Over the years, the humble business card has been somewhat overshadowed by the development of digital networking tools. It is no longer the cool kid on the block or even the simplest way to introduce a new client to your brand. What it is, however, is an underrated marketing tool. While the business card may be old fashioned, it still works. And, it can help your business make an impact, stand out from the crowd, and build some major exposure.
In fact, millennials and young entrepreneurs are currently enjoying a business card revival. Start-ups and SMEs are thinking outside the box and creating calling cards that are bold, vibrant, and innovative. This is because they know that direct contact is everything when it comes to networking. If you combine a great business card with an engaging greeting, you’ve got all of the ingredients for a memorable first impression.
This guide to creating a high impact business card will help you put together a design that brings clients right to your door.
Work with a Reputable Printer
The first step is choosing a printer that you can trust. It is always better to collect two or three different quotes for your print run, so that you know what the going market rate is. That way, you can choose a reputable printer that understands your needs and is committed to the project. Make sure that the provider can meet your deadline and quality specifications before you finalise any agreements.
Choose the Right Dimensions
Following this, you’ve got to decide how big you want the business card to be. While there is a lot of freedom when it comes to things like colour, design, and even the material, you are strongly advised to be conventional in this regard. The vast majority of business cards are 84x55mm, precisely because this is the perfect size for slipping into a wallet.
Only Print in CMYK Colours
Print materials can be created in one of two colour modes; CMYK (cyan, magenta, yellow, and black) or RGB (red, green, and blue). If you are putting together a business card, CMYK is always the best choice. It masks tones printed on a white or light coloured background, so the content is never overly difficult to read. It also stops the material from reflecting too much light.
Consider Bleed Requirements
If your business card design doesn’t have a white background, you’ll need to make accommodations for the bleed area. This is something that your printer should be able to explain and help you out with if you’re not quite sure. Essentially, the bleed area is a thin border around your design which is the same shade as the background. That way, if any of the ink over-spills the borders of the design, you won’t be able to see it.
Try To Avoid Distinct Borders
The problem with bordered designs is that they leave no room for error.
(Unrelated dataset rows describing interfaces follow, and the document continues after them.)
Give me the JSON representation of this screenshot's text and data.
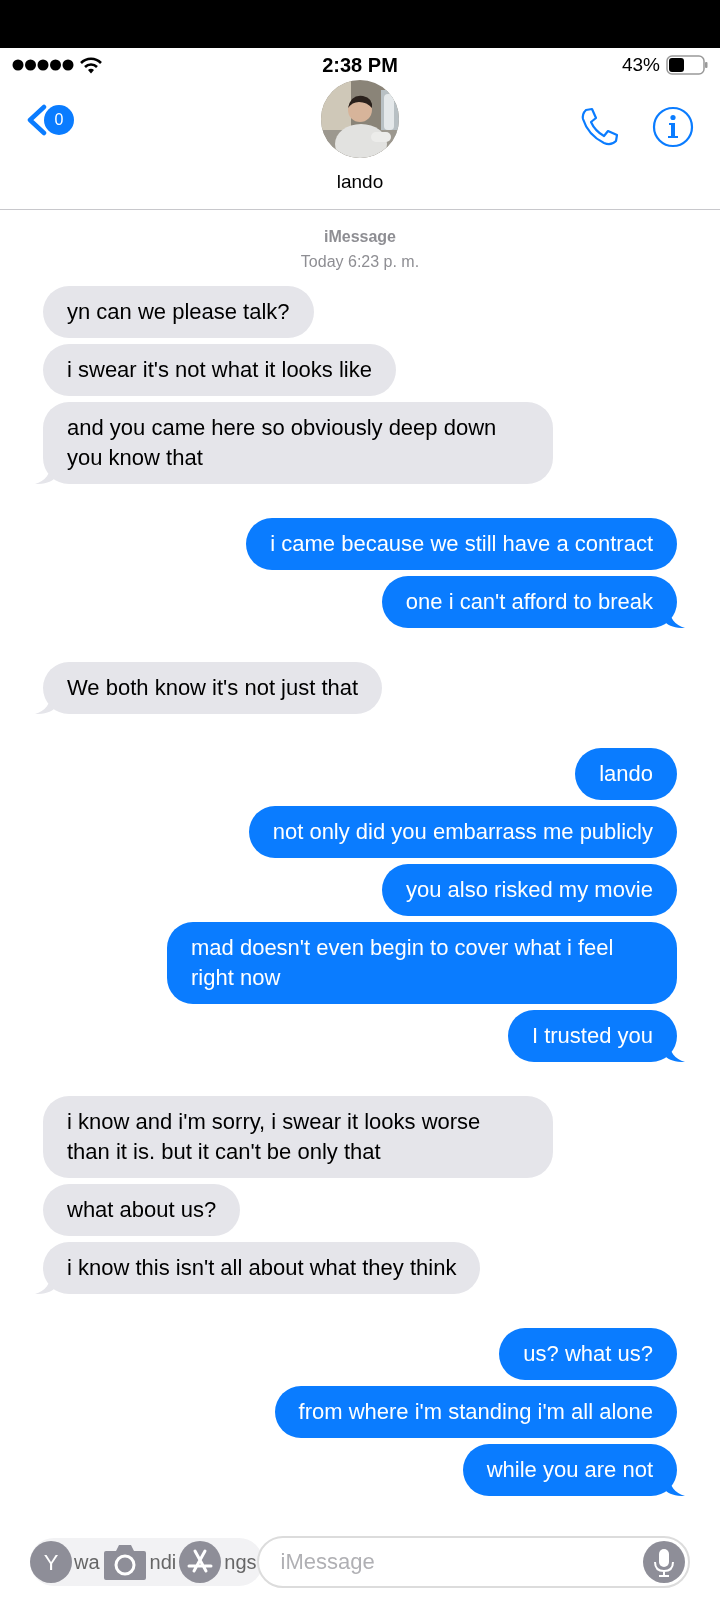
{
  "status_bar": {
    "time": "2:38 PM",
    "battery": "43%"
  },
  "nav": {
    "unread_count": "0",
    "contact_name": "lando"
  },
  "header": {
    "service": "iMessage",
    "timestamp": "Today 6:23 p. m."
  },
  "messages": [
    {
      "kind": "received",
      "text": "yn can we please talk?",
      "tail": false
    },
    {
      "kind": "received",
      "text": "i swear it's not what it looks like",
      "tail": false
    },
    {
      "kind": "received",
      "text": "and you came here so obviously deep down you know that",
      "tail": true
    },
    {
      "kind": "sent",
      "text": "i came because we still have a contract",
      "tail": false
    },
    {
      "kind": "sent",
      "text": "one i can't afford to break",
      "tail": true
    },
    {
      "kind": "received",
      "text": "We both know it's not just that",
      "tail": true
    },
    {
      "kind": "sent",
      "text": "lando",
      "tail": false
    },
    {
      "kind": "sent",
      "text": "not only did you embarrass me publicly",
      "tail": false
    },
    {
      "kind": "sent",
      "text": "you also risked my movie",
      "tail": false
    },
    {
      "kind": "sent",
      "text": "mad doesn't even begin to cover what i feel right now",
      "tail": false
    },
    {
      "kind": "sent",
      "text": "I trusted you",
      "tail": true
    },
    {
      "kind": "received",
      "text": "i know and i'm sorry, i swear it looks worse than it is. but it can't be only that",
      "tail": false
    },
    {
      "kind": "received",
      "text": "what about us?",
      "tail": false
    },
    {
      "kind": "received",
      "text": "i know this isn't all about what they think",
      "tail": true
    },
    {
      "kind": "sent",
      "text": "us? what us?",
      "tail": false
    },
    {
      "kind": "sent",
      "text": "from where i'm standing i'm all alone",
      "tail": false
    },
    {
      "kind": "sent",
      "text": "while you are not",
      "tail": true
    }
  ],
  "compose": {
    "initial": "Y",
    "hidden_fragments": [
      "wa",
      "ndi",
      "ngs"
    ],
    "placeholder": "iMessage"
  }
}
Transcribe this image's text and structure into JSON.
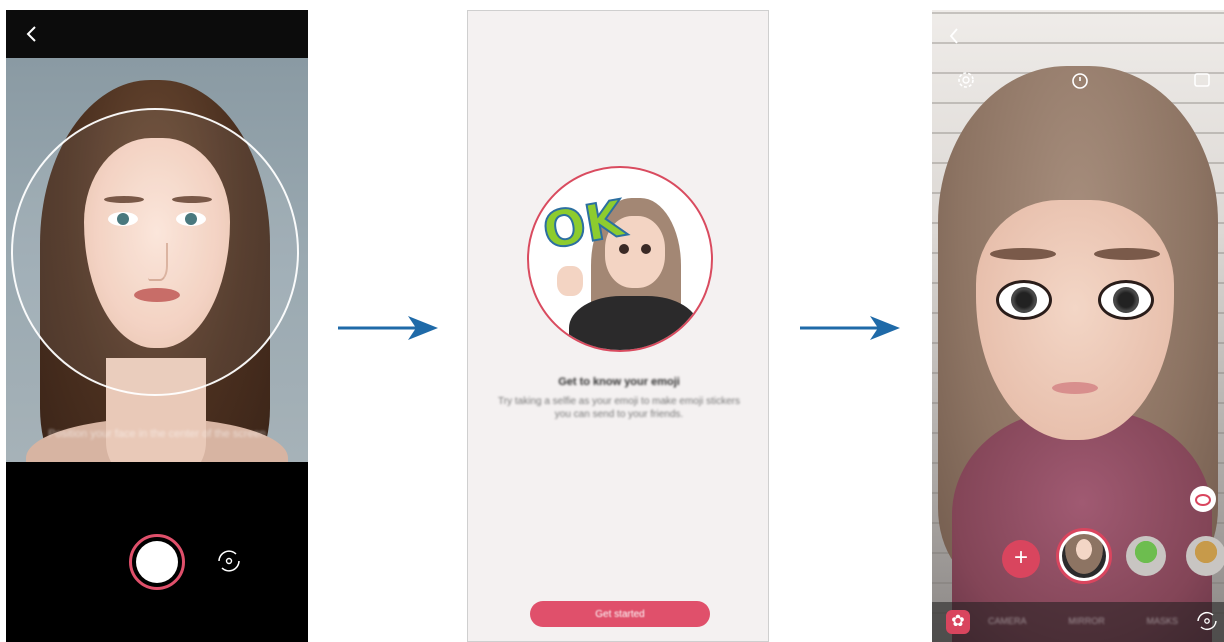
{
  "screen1": {
    "instruction": "Position your face in the center of the screen"
  },
  "screen2": {
    "sticker_text": "OK",
    "title": "Get to know your emoji",
    "description": "Try taking a selfie as your emoji to make emoji stickers you can send to your friends.",
    "start_button": "Get started"
  },
  "screen3": {
    "add_symbol": "+",
    "mode_tabs": [
      "CAMERA",
      "MIRROR",
      "MASKS"
    ],
    "flower_symbol": "✿"
  },
  "colors": {
    "accent": "#e0506b",
    "arrow": "#1f6aa8"
  }
}
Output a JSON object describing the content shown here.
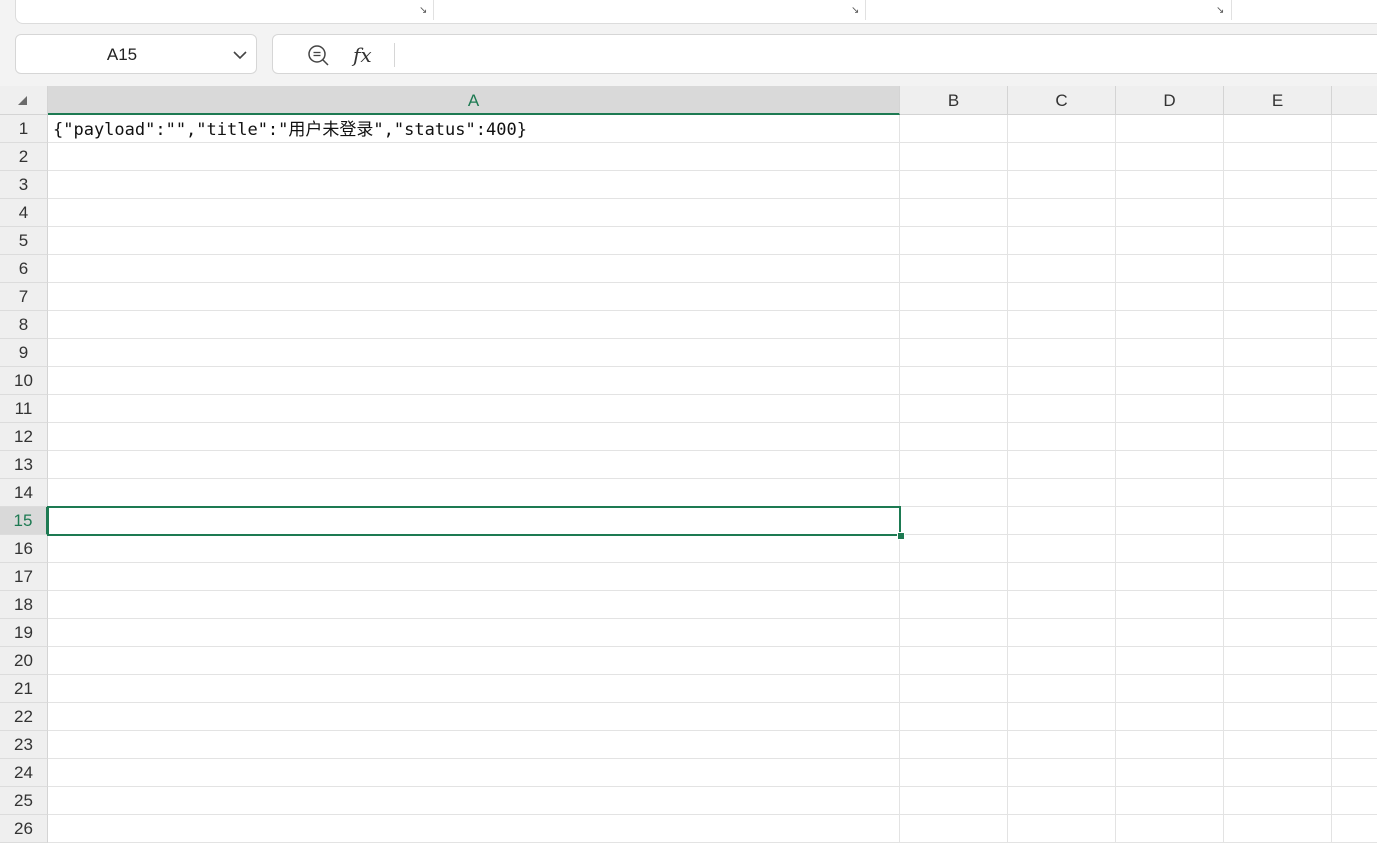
{
  "ribbon": {
    "launchers": [
      "dialog-launcher",
      "dialog-launcher",
      "dialog-launcher"
    ]
  },
  "name_box": {
    "value": "A15"
  },
  "formula_bar": {
    "fx_label": "fx",
    "value": ""
  },
  "sheet": {
    "corner_icon": "select-all-triangle",
    "columns": [
      "A",
      "B",
      "C",
      "D",
      "E"
    ],
    "rows": [
      "1",
      "2",
      "3",
      "4",
      "5",
      "6",
      "7",
      "8",
      "9",
      "10",
      "11",
      "12",
      "13",
      "14",
      "15",
      "16",
      "17",
      "18",
      "19",
      "20",
      "21",
      "22",
      "23",
      "24",
      "25",
      "26"
    ],
    "active_column": "A",
    "active_row": "15",
    "cells": {
      "A1": "{\"payload\":\"\",\"title\":\"用户未登录\",\"status\":400}"
    }
  },
  "colors": {
    "accent": "#1d7a52"
  }
}
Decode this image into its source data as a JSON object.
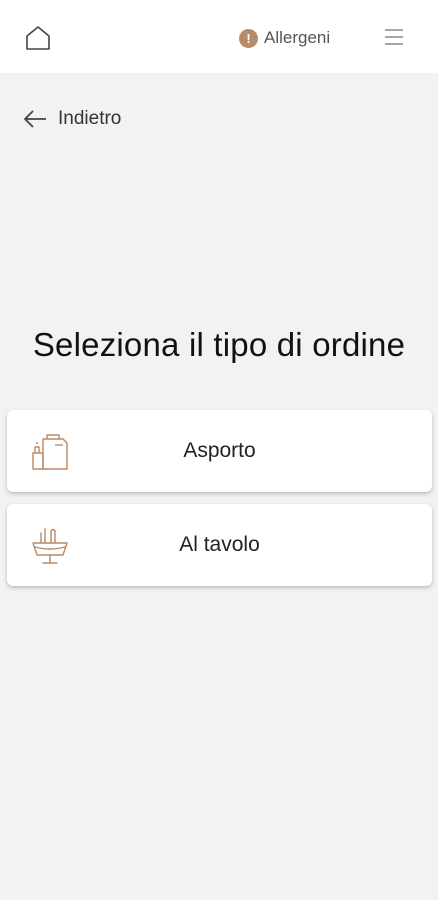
{
  "header": {
    "home_icon": "home-icon",
    "allergens": {
      "label": "Allergeni",
      "icon": "exclamation-circle-icon",
      "icon_glyph": "!",
      "icon_color": "#b98a66"
    },
    "menu_icon": "hamburger-menu-icon"
  },
  "back": {
    "label": "Indietro",
    "icon": "arrow-left-icon"
  },
  "title": "Seleziona il tipo di ordine",
  "options": [
    {
      "label": "Asporto",
      "icon": "takeaway-bag-icon"
    },
    {
      "label": "Al tavolo",
      "icon": "dining-table-icon"
    }
  ],
  "colors": {
    "accent": "#b98a66",
    "background": "#f2f2f2",
    "card": "#ffffff"
  }
}
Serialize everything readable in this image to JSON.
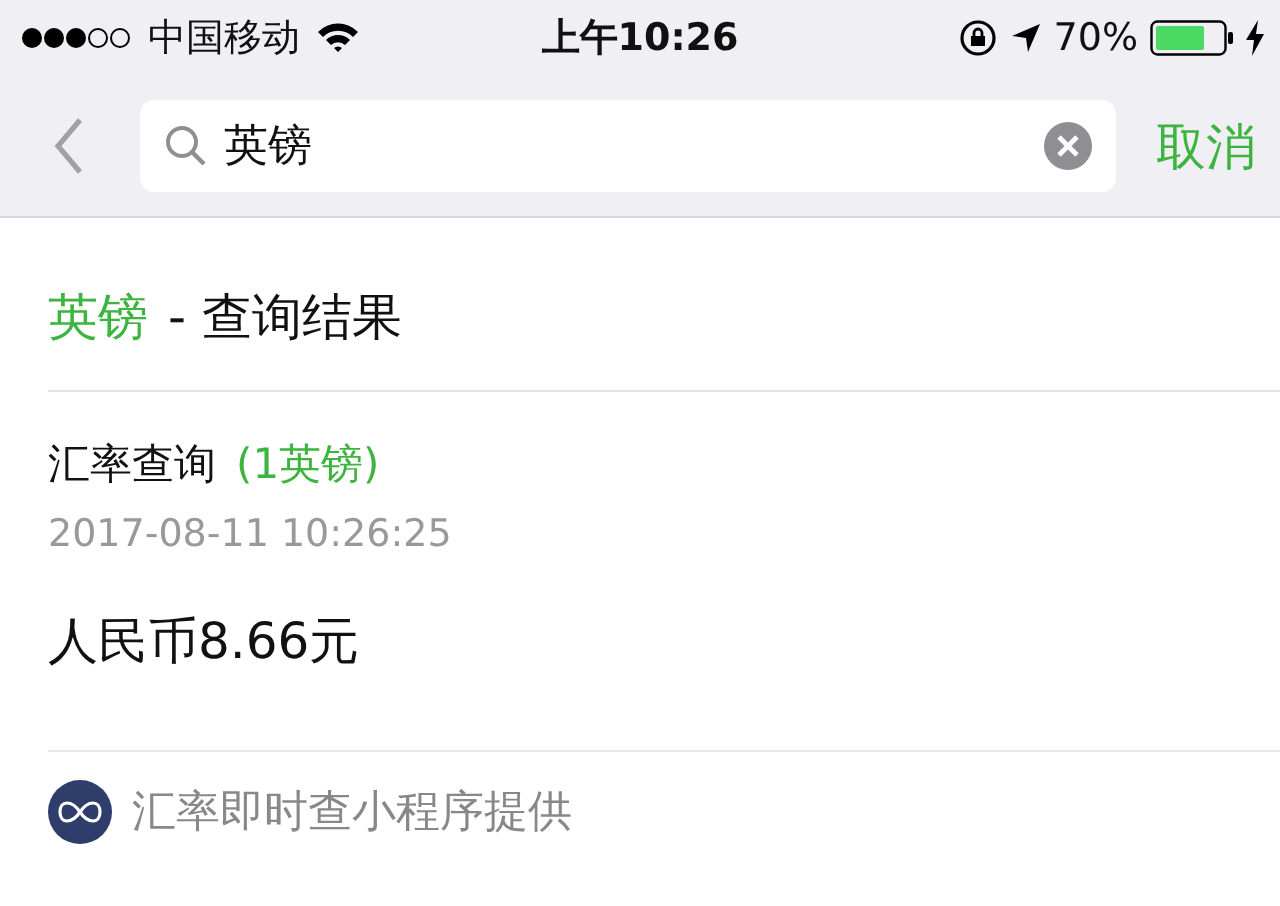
{
  "status_bar": {
    "carrier": "中国移动",
    "time": "上午10:26",
    "battery": "70%"
  },
  "search": {
    "value": "英镑",
    "cancel": "取消"
  },
  "result_header": {
    "keyword": "英镑",
    "suffix": "- 查询结果"
  },
  "result": {
    "title": "汇率查询",
    "tag": "(1英镑)",
    "timestamp": "2017-08-11 10:26:25",
    "value": "人民币8.66元"
  },
  "footer": {
    "text": "汇率即时查小程序提供"
  }
}
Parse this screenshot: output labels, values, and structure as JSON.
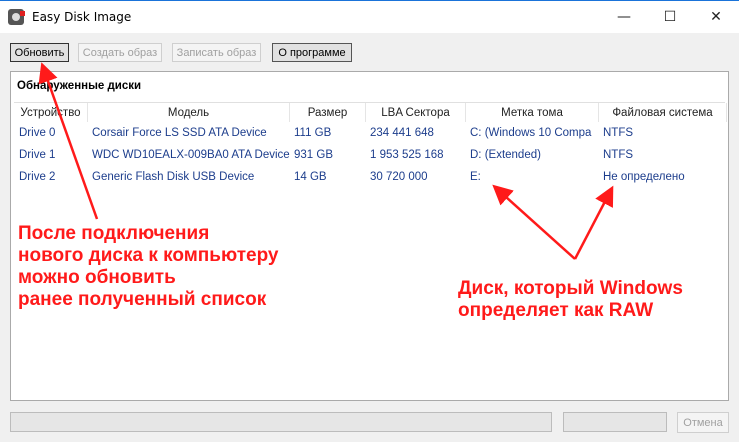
{
  "window": {
    "title": "Easy Disk Image",
    "minimize": "—",
    "maximize": "☐",
    "close": "✕"
  },
  "toolbar": {
    "refresh": "Обновить",
    "create_image": "Создать образ",
    "write_image": "Записать образ",
    "about": "О программе"
  },
  "group": {
    "title": "Обнаруженные диски"
  },
  "columns": [
    "Устройство",
    "Модель",
    "Размер",
    "LBA Сектора",
    "Метка тома",
    "Файловая система"
  ],
  "rows": [
    [
      "Drive 0",
      "Corsair Force LS SSD ATA Device",
      "111 GB",
      "234 441 648",
      "C: (Windows 10 Compa",
      "NTFS"
    ],
    [
      "Drive 1",
      "WDC WD10EALX-009BA0 ATA Device",
      "931 GB",
      "1 953 525 168",
      "D: (Extended)",
      "NTFS"
    ],
    [
      "Drive 2",
      "Generic Flash Disk USB Device",
      "14 GB",
      "30 720 000",
      "E:",
      "Не определено"
    ]
  ],
  "annotations": {
    "left": [
      "После подключения",
      "нового диска к компьютеру",
      "можно обновить",
      "ранее полученный список"
    ],
    "right": [
      "Диск, который Windows",
      "определяет как RAW"
    ],
    "color": "#ff1a1a"
  },
  "footer": {
    "cancel": "Отмена",
    "progress": 0
  }
}
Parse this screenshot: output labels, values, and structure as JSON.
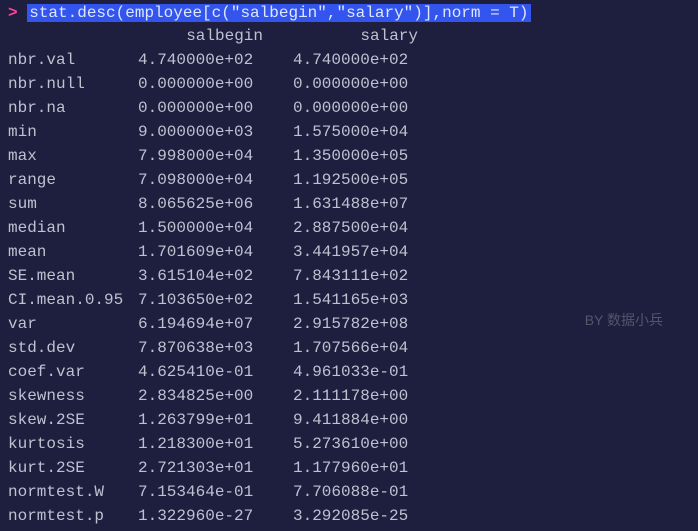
{
  "prompt": {
    "char": ">",
    "command": "stat.desc(employee[c(\"salbegin\",\"salary\")],norm = T)"
  },
  "headers": {
    "label": "",
    "col1": "salbegin",
    "col2": "salary"
  },
  "rows": [
    {
      "label": "nbr.val",
      "c1": "4.740000e+02",
      "c2": "4.740000e+02"
    },
    {
      "label": "nbr.null",
      "c1": "0.000000e+00",
      "c2": "0.000000e+00"
    },
    {
      "label": "nbr.na",
      "c1": "0.000000e+00",
      "c2": "0.000000e+00"
    },
    {
      "label": "min",
      "c1": "9.000000e+03",
      "c2": "1.575000e+04"
    },
    {
      "label": "max",
      "c1": "7.998000e+04",
      "c2": "1.350000e+05"
    },
    {
      "label": "range",
      "c1": "7.098000e+04",
      "c2": "1.192500e+05"
    },
    {
      "label": "sum",
      "c1": "8.065625e+06",
      "c2": "1.631488e+07"
    },
    {
      "label": "median",
      "c1": "1.500000e+04",
      "c2": "2.887500e+04"
    },
    {
      "label": "mean",
      "c1": "1.701609e+04",
      "c2": "3.441957e+04"
    },
    {
      "label": "SE.mean",
      "c1": "3.615104e+02",
      "c2": "7.843111e+02"
    },
    {
      "label": "CI.mean.0.95",
      "c1": "7.103650e+02",
      "c2": "1.541165e+03"
    },
    {
      "label": "var",
      "c1": "6.194694e+07",
      "c2": "2.915782e+08"
    },
    {
      "label": "std.dev",
      "c1": "7.870638e+03",
      "c2": "1.707566e+04"
    },
    {
      "label": "coef.var",
      "c1": "4.625410e-01",
      "c2": "4.961033e-01"
    },
    {
      "label": "skewness",
      "c1": "2.834825e+00",
      "c2": "2.111178e+00"
    },
    {
      "label": "skew.2SE",
      "c1": "1.263799e+01",
      "c2": "9.411884e+00"
    },
    {
      "label": "kurtosis",
      "c1": "1.218300e+01",
      "c2": "5.273610e+00"
    },
    {
      "label": "kurt.2SE",
      "c1": "2.721303e+01",
      "c2": "1.177960e+01"
    },
    {
      "label": "normtest.W",
      "c1": "7.153464e-01",
      "c2": "7.706088e-01"
    },
    {
      "label": "normtest.p",
      "c1": "1.322960e-27",
      "c2": "3.292085e-25"
    }
  ],
  "watermark": "BY 数据小兵"
}
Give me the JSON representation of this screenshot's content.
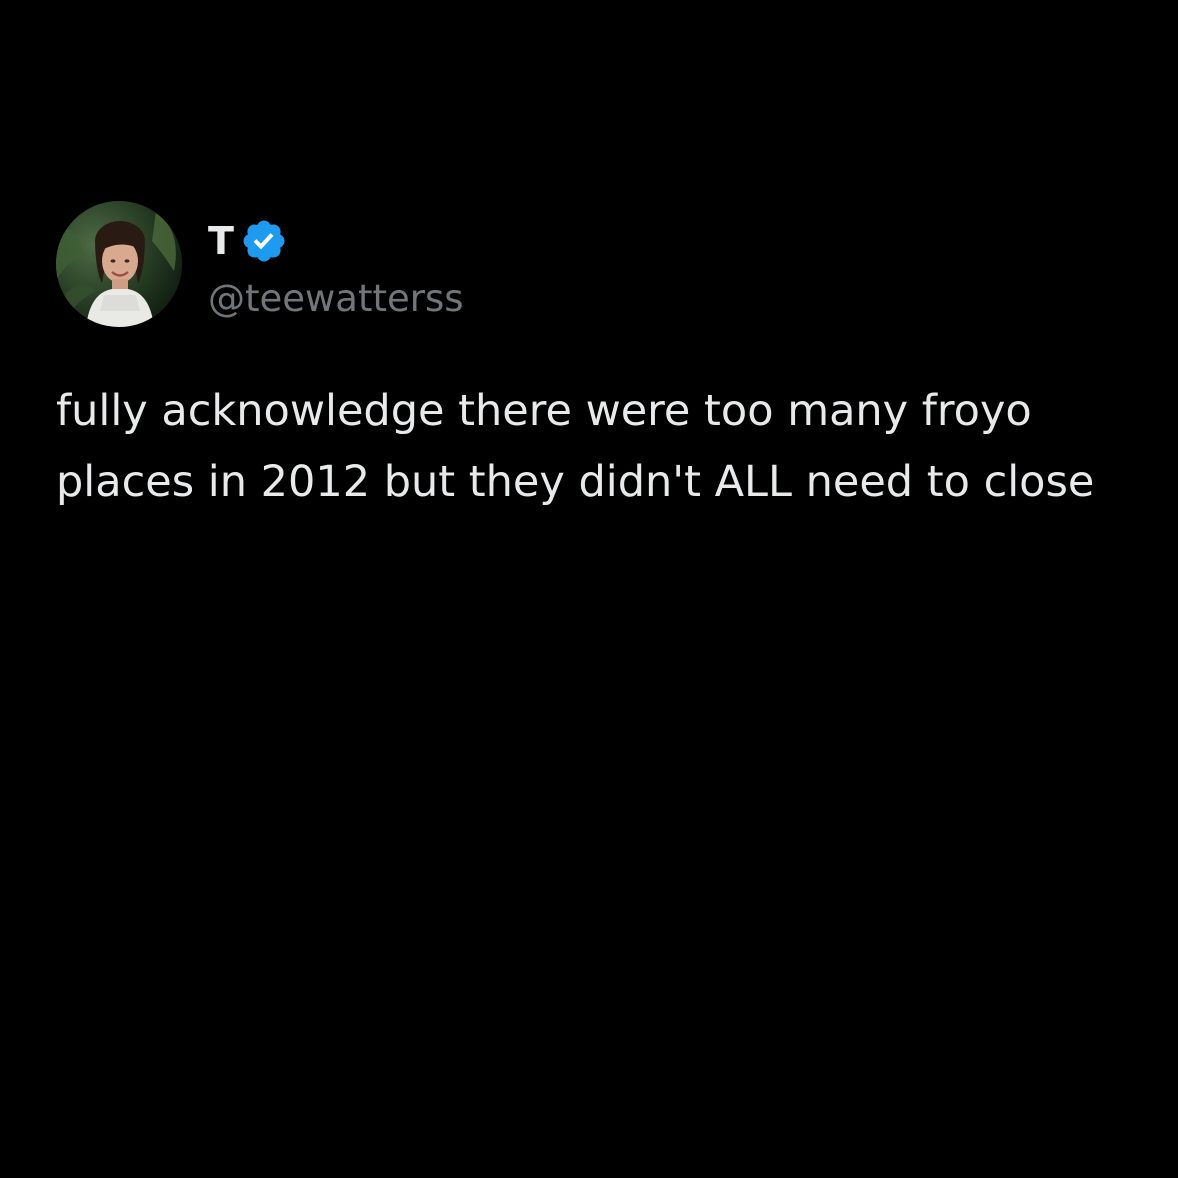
{
  "tweet": {
    "author": {
      "display_name": "T",
      "handle": "@teewatterss",
      "verified": true,
      "avatar_icon": "profile-photo"
    },
    "text": "fully acknowledge there were too many froyo places in 2012 but they didn't ALL need to close"
  },
  "colors": {
    "background": "#000000",
    "primary_text": "#e7e9ea",
    "secondary_text": "#71767b",
    "verified_badge": "#1d9bf0"
  }
}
Even though modern printing methods are very precise, it isn’t always possible to prevent minor mistakes. If you insist on a border and the cards are cut just the slightest bit thinner on one side, it will be noticeable. This is why borders are discouraged; a block background hides all manner of sins and ensures that your design will come out looking flawless.
Use Complementary Colours
When it comes to the actual design of the business card, you need to choose colours that fit smoothly together. Fortunately, the basic colour wheel can help you with this. For instance, orange and blue are complimentary tones, because they sit opposite one another on the wheel. So do red and green and yellow and purple. There is a scientific basis to this, so it is worth thinking about how best to match up your chosen shades.
Never Forget to Proofread
This might sound like an obvious piece of advice, but you’d be surprised at just how many businesses don’t proofread their designs before giving a printer the go ahead. Once the run has started, you don’t get another shot. It is your responsibility to make sure that there are no spelling mistakes or typos. It takes mere seconds to check and it could end up saving you the cost of a wasted job.
How to Make the Right Business Card Choices
If you want to end up with a beautiful business card that is guaranteed to make an impact, you need to make the right decisions. This means avoiding the temptation to rush the design and printing process. Ask questions, consider your design from every angle, and take the time to check all of your specifications. Every year, print runs are wasted and money is lost, because teams don’t proofread and scrutinise their designs before they give the go ahead.